The challenge facing any writer following in the footsteps of such a thorough and enduring work as Alan Turing: the Enigma is to produce a full and balanced biography and yet still have something fresh to say. Dermot Turing’s approach to this is to pay particular attention to evidence that has come to light in recent years. Andrew Hodges has been tracking these developments too, of course – both on his Alan Turing Website and in prefaces to successive new print editions of his book, last reissued in November 2014 to coincide with the release of The Imitation Game – but Dermot Turing has had the opportunity to weave it all into a single coherent narrative.

On the one hand, the Government Communications Headquarters (GCHQ) – the successor to the wartime Bletchley Park organisation that Alan Turing worked for – continues to release relevant papers from its secret archives from time to time. GCHQ has co-operated with this book, not only by permitting use of some as yet unreleased material but also by hosting an unprecedented launch event for the book at its Cheltenham headquarters in October.

On the other hand, new information still emerges from private hands – or heads – from time to time. For example, in 2011 the writer Alan Garner recalled conversations he had with Alan Turing in the early 1950s, unexpectedly reinforcing Andrew Hodges’s long-held view that Alan was fascinated by the story of Snow White and the poisoned apple. More recently, following the death of Alan’s close friend Nick Furbank last year, three letters that Alan wrote to him surfaced just in time to be quoted in the book.

Around the time The Imitation Game was released, the genealogy organisation Ancestry placed a story in the press claiming that Benedict Cumberbatch is a 17th cousin of Alan Turing. More interesting, to my mind, is that the supporting pedigree presents Alan as a direct descendant of King Henry VII of England. Dermot Turing has wisely avoided delving so deep but he understandably starts his book with a little more family history than some biographers provide.

Rather than dwell on the Turing baronetcy (which he himself currently holds after inheriting it from a third cousin once removed in 1987 – hence his official designation Sir John Dermot Turing), he follows Alan’s mother in mentioning some of the more eminent scientific brains of the family, who happen to be on her side. They include the physicist George Johnstone Stoney FRS, three of his children – George Gerald Stoney FRS (engineer), Edith Anne Stoney (physicist) and Florence Stoney (radiologist) – and his brother Bindon Blood Stoney FRS (engineer).

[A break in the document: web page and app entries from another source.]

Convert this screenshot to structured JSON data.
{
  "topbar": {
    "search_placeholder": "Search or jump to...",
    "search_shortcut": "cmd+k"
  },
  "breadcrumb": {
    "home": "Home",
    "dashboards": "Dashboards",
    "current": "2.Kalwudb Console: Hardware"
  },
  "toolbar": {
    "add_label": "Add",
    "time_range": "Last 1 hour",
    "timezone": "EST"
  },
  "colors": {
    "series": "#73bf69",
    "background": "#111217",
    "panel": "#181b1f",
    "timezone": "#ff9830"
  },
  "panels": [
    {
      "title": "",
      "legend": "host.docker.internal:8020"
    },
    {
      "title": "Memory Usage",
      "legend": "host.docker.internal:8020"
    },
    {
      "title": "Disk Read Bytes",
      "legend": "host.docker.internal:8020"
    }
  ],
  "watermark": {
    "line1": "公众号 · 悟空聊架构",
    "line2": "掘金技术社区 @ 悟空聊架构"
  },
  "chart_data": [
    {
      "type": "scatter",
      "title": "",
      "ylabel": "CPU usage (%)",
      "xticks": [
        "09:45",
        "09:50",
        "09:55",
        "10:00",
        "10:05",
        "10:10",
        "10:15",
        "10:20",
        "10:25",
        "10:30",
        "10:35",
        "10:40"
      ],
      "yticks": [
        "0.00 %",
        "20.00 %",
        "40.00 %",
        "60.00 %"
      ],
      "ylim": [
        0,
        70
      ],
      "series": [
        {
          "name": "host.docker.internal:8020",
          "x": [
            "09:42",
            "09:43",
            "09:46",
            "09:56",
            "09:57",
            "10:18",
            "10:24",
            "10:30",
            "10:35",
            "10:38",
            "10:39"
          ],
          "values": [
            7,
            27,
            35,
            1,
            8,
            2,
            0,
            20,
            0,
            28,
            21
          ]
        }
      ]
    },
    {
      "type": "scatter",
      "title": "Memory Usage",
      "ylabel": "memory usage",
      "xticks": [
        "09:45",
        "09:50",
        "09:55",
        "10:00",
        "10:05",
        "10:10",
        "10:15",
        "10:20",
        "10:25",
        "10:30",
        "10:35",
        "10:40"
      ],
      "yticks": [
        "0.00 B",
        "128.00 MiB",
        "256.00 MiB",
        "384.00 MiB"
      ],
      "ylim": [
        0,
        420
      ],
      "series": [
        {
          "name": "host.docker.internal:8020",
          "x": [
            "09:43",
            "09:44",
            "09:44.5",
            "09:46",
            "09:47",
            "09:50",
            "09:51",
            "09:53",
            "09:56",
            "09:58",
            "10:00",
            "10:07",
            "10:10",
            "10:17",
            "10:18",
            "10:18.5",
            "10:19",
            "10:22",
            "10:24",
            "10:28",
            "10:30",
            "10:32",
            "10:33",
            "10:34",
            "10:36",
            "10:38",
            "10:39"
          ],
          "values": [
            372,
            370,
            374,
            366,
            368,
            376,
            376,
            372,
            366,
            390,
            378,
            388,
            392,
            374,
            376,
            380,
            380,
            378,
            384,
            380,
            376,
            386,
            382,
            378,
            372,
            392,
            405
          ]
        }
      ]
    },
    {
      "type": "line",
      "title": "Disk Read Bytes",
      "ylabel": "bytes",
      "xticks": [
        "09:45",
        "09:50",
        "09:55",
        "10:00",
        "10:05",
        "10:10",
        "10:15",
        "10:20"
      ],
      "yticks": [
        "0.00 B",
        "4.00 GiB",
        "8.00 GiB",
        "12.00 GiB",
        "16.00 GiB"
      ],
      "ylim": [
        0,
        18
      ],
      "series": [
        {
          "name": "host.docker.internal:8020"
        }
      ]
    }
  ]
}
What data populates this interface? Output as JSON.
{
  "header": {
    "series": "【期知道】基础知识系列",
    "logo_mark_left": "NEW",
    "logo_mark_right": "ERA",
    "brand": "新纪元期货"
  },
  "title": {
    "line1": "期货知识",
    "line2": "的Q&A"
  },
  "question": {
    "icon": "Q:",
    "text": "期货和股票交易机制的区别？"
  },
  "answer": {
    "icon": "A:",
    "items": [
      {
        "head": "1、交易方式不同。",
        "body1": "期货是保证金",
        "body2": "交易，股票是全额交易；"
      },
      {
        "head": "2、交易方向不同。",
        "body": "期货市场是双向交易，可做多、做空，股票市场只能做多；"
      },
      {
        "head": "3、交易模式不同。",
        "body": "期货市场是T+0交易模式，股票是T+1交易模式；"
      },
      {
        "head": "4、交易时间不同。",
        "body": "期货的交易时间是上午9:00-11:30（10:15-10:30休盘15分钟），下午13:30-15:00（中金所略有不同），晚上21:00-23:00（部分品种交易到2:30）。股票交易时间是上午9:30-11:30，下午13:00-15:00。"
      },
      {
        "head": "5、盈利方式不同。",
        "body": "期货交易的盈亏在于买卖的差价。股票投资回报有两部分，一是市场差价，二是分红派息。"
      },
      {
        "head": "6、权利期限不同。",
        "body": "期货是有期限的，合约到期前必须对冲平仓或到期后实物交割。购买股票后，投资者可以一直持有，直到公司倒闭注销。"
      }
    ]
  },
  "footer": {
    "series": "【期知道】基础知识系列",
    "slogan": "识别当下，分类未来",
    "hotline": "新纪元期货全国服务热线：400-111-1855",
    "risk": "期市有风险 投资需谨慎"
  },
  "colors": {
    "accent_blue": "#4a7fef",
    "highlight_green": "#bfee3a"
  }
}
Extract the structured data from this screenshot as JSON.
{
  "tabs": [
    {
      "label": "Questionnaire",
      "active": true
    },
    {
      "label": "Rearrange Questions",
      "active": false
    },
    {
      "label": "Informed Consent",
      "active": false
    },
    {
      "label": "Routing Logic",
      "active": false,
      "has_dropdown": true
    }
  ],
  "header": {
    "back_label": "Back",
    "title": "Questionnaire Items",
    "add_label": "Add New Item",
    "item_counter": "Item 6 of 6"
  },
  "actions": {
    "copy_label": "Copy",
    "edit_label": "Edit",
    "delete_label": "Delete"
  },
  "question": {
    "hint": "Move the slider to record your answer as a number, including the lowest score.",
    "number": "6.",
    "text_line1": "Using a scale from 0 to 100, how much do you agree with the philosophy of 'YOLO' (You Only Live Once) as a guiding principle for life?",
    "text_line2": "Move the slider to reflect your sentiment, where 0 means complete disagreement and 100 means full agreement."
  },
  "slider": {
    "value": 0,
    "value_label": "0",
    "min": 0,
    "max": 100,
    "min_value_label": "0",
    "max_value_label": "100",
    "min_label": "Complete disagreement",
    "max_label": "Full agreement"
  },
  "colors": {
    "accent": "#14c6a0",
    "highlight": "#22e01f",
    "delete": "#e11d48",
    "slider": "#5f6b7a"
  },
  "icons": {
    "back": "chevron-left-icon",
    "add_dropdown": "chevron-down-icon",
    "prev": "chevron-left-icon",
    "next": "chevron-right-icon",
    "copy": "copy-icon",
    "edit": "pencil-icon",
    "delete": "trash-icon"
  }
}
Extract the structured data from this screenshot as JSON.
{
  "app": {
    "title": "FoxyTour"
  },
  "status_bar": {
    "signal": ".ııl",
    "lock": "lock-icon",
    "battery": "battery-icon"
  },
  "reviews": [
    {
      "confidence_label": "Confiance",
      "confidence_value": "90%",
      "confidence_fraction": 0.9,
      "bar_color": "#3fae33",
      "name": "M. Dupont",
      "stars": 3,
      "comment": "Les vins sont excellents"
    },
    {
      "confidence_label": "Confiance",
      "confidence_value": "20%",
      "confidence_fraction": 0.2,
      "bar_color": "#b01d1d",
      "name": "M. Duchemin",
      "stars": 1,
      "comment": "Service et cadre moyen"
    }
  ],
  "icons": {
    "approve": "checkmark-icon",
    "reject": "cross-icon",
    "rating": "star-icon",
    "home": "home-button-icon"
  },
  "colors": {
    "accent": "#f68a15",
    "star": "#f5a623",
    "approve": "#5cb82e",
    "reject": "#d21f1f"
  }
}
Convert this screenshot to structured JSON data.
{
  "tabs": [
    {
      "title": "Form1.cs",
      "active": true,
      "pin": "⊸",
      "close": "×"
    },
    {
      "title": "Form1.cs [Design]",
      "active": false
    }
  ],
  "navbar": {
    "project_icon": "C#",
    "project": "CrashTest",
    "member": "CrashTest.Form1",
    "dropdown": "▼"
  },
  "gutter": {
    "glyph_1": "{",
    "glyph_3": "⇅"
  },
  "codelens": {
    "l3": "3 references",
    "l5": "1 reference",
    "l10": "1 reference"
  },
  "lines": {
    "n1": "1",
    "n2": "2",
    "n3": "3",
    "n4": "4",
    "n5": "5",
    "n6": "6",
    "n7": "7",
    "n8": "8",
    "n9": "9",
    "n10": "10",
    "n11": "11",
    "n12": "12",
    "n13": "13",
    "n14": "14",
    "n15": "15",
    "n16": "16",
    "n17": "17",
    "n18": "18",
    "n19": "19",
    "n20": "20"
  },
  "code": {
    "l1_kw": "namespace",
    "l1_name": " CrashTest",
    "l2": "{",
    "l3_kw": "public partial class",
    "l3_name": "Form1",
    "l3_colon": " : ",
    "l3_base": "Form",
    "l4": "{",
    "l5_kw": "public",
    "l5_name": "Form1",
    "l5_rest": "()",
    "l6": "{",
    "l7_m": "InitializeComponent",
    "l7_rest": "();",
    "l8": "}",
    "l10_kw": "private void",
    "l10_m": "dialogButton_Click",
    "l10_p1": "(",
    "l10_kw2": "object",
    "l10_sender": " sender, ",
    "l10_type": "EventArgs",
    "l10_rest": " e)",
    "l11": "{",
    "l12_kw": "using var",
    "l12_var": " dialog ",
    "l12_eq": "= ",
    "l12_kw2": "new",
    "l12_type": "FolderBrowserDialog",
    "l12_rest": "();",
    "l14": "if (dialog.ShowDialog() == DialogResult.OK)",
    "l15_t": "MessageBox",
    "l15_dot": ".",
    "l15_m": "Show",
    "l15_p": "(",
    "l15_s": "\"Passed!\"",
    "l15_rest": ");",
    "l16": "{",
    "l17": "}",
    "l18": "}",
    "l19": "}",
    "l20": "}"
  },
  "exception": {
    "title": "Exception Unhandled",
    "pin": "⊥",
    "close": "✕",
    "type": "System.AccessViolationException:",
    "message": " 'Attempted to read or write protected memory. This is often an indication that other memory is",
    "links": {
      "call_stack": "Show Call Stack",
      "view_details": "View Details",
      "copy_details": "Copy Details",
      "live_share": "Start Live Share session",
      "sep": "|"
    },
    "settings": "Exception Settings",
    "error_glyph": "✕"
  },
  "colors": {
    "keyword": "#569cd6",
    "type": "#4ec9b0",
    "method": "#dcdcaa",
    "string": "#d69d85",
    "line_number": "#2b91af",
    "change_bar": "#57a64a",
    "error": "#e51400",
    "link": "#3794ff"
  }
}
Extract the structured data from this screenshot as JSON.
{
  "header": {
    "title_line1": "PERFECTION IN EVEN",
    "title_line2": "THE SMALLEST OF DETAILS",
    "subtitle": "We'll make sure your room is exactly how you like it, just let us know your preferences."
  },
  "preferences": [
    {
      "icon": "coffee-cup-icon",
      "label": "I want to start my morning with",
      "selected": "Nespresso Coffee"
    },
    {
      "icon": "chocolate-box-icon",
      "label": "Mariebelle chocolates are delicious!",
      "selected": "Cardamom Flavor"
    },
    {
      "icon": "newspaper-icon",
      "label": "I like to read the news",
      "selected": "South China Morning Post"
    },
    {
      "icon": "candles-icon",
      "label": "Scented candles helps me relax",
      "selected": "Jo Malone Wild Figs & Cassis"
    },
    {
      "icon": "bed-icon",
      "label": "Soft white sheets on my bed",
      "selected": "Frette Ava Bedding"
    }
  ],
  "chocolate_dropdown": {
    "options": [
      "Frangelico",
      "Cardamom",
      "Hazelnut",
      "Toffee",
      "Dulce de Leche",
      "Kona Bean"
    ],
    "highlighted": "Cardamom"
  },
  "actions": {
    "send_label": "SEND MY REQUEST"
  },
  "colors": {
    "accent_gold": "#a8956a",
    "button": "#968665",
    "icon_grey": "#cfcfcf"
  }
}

The book’s account of Alan Turing’s life pretty well follows the familiar sequence, with careful attention to less familiar parts such as his work on speech encipherment during the latter part of the Second World War. It includes the two episodes that throw most light on his sexuality – the death of Christopher Morcom in 1930, and Alan’s brush with the law in 1952. It’s interesting to read Dermot’s comments, as a qualified solicitor, on the way Alan was treated by the judicial system.

Like others before him, Dermot considers the enigma of whether Alan’s death was deliberate or accidental. Speaking after publication of the book, he is reported as saying he doesn’t believe it was an accident, but in the book itself he remains studiously neutral, concluding by quoting words attributed to Alan’s closest friend, Robin Gandy: “Some things are too deep and private and should not be pried into.”

I found the book’s infrastructure somewhat disappointing. There are source references for most quotations but the unorthodox way the author has chosen to link quotations to their sources is unhelpful. I suspect it also tends to mask the amount of serious research that has gone into the book. More importantly, there is no index. Perhaps the thinking behind these omissions was to enhance the book’s popular appeal by making it look less like a textbook, but they’re a nuisance to anyone who wants to look things up.

Nonetheless, Prof: Alan Turing Decoded is a welcome addition to the literature about Alan Turing: readable, well researched, objective and balanced, and lavishly and professionally illustrated with getting on for a hundred black-and-white images, including previously unpublished family photographs.